NEW DELHI, Nov 19 – Sixteen districts of eight Northeastern States were among the recently identified 100 most climate vulnerable districts of the country.
Of the 16, Assam has as many as four districts (Cachar, Dibrugarh, Dhubri and Sonitpur), followed by Arunachal Pradesh with three (Tirap, West Kameng and East Siang). Manipur (Imphal East and Senapati district) two, Nagaland (Dimapur, Phek and Mokokchung) three while Mizoram (Lunglei), Sikkim (Ranipool) , Meghalaya (West Garo Hills) and Tripura (Khowai) have one each.
The scientists across the country have identified the 100 vulnerable districts out of the country’s about 600 districts based on their past records on extreme climatic conditions such as drought, cold or heat wave, heavy rainfall, flood, frost, salinity, water stress, soil erosion or acidity, said Dr B Venkateswarlu, Director of the Central Research Institute for Dry Land Agriculture (CRIDA), Hyderabad. The CRIDA Director was briefing journalists from India, Pakistan, Afghanishtan, Sri Lanka, Nepal, Bangladesh, Bhutan and Maldives during Centre for Science and Environment sponsored workshop on climate change which concluded here yesterday.
CRIDA has taken steps to enhance resilience of Indian agriculture to climate change and climate vulnerability through strategic research and technology demonstration besides organising capacity building programme of the farmers under the National Initiative on Climate Resilient Agriculture. A research on adaptation and mitigation covers crops, livestock, fisheries and natural resource management is also on. “So far we have launched strategic research on (Kharif) crops in the 62 districts”, Dr Venkateswarlu informed. “Similar activities for the Rabi crops will also be taken up in the remaining districts from next month.”
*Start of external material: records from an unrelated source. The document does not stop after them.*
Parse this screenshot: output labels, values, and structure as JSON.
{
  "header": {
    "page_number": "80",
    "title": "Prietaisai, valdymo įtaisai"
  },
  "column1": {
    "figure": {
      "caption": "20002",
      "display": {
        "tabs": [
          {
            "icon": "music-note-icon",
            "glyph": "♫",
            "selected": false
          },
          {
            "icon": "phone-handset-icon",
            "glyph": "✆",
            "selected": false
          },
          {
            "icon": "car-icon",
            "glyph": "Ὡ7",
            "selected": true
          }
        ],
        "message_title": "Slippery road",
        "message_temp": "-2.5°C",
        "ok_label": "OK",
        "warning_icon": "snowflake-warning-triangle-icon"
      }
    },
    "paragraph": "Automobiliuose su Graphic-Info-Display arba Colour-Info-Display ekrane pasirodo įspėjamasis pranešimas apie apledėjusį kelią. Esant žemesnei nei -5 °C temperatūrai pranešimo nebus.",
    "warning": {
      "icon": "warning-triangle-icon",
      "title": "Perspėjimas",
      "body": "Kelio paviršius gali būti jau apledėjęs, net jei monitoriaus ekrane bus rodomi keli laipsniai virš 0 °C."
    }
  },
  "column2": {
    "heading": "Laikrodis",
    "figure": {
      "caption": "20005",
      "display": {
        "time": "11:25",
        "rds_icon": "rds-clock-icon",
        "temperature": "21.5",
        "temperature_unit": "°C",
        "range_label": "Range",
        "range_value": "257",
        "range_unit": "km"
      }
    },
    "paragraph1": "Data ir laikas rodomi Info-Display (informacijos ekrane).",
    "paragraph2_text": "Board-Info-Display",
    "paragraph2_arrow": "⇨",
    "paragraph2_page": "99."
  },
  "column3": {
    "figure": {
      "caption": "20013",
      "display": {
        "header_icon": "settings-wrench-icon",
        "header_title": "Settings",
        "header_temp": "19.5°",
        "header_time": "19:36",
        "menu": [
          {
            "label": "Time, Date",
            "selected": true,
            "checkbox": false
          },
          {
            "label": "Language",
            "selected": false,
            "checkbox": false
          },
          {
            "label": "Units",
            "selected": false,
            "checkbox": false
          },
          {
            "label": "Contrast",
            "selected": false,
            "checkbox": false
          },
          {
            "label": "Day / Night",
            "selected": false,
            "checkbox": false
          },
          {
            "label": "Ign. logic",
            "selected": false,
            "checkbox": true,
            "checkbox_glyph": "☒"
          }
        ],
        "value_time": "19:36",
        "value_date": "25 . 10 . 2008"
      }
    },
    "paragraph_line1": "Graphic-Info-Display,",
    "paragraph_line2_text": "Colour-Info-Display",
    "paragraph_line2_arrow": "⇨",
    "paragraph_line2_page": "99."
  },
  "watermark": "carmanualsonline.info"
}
In short, one degree Celsius increase in temperature may reduce yields of major crops by 3-7 per cent. Greater loss expected in Rabi crops, he predicted.